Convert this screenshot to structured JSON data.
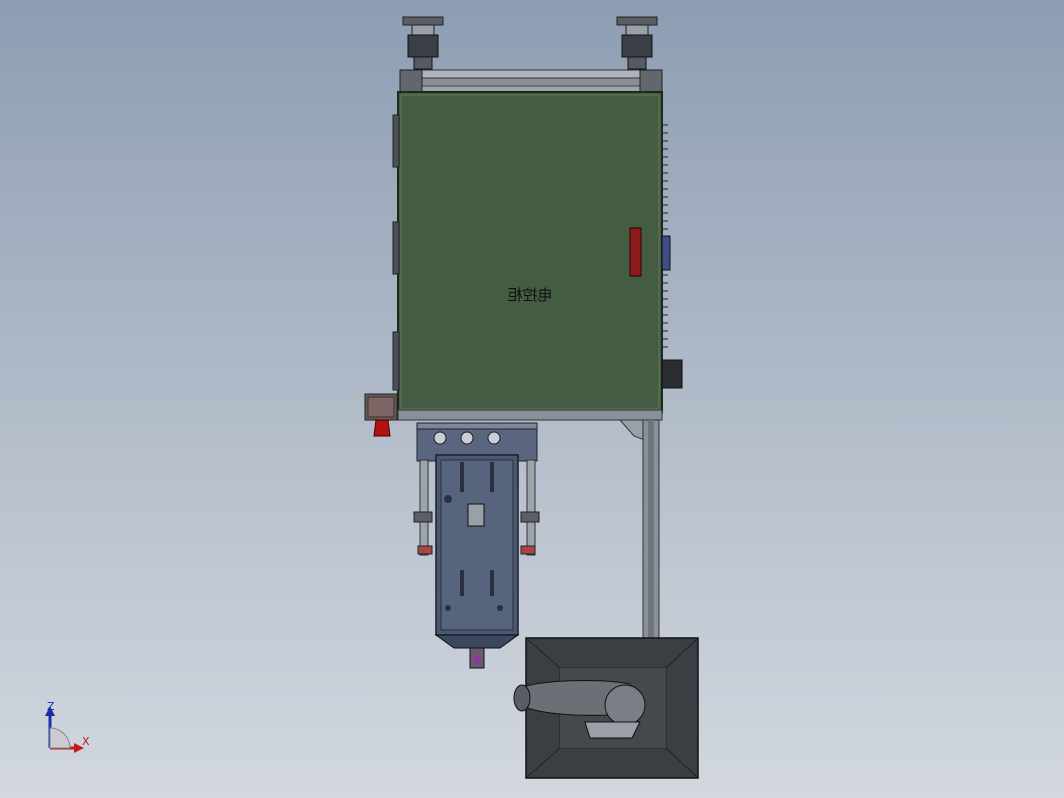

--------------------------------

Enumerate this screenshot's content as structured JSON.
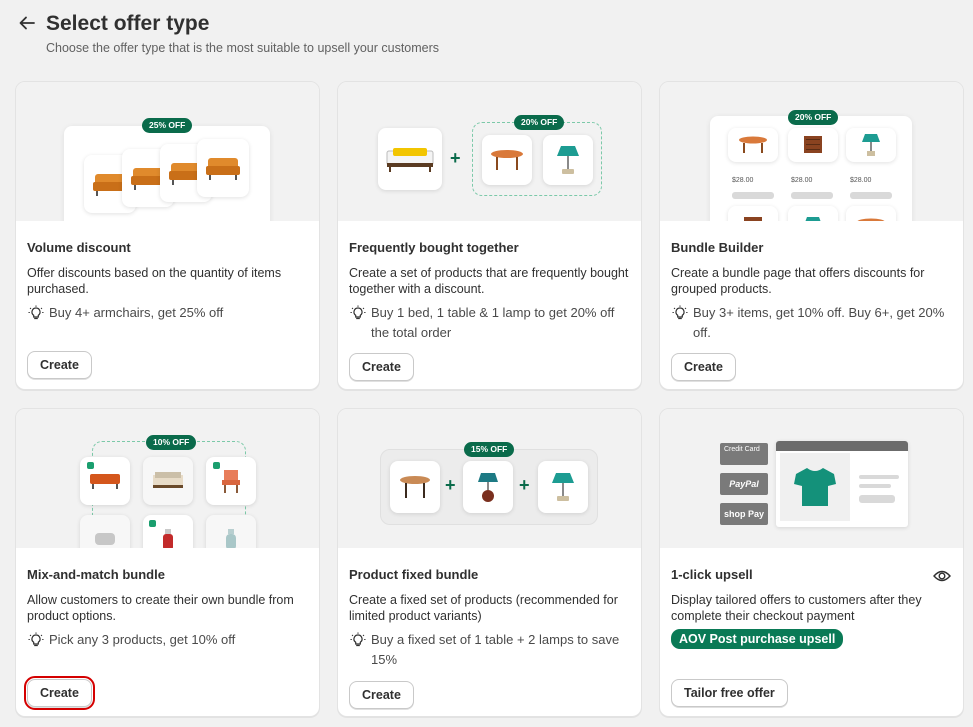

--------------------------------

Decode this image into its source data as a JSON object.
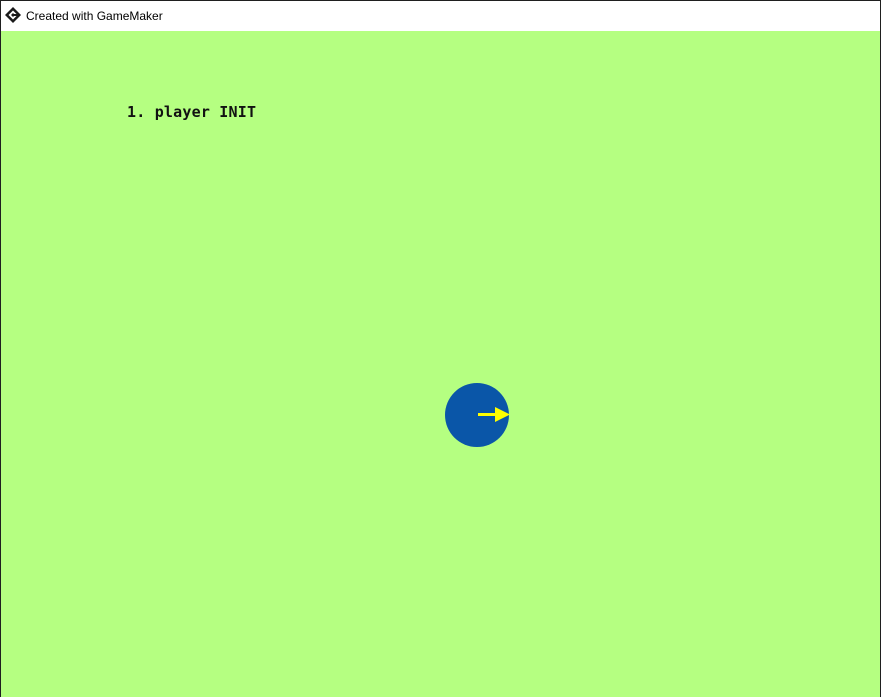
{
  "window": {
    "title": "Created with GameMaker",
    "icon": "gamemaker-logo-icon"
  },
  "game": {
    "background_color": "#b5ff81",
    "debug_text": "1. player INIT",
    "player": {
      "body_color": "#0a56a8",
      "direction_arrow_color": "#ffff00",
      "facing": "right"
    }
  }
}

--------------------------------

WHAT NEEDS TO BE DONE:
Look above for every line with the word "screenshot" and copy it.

YOUR SOLUTION:
Convert this screenshot to structured JSON data.
Enumerate this screenshot's content as structured JSON.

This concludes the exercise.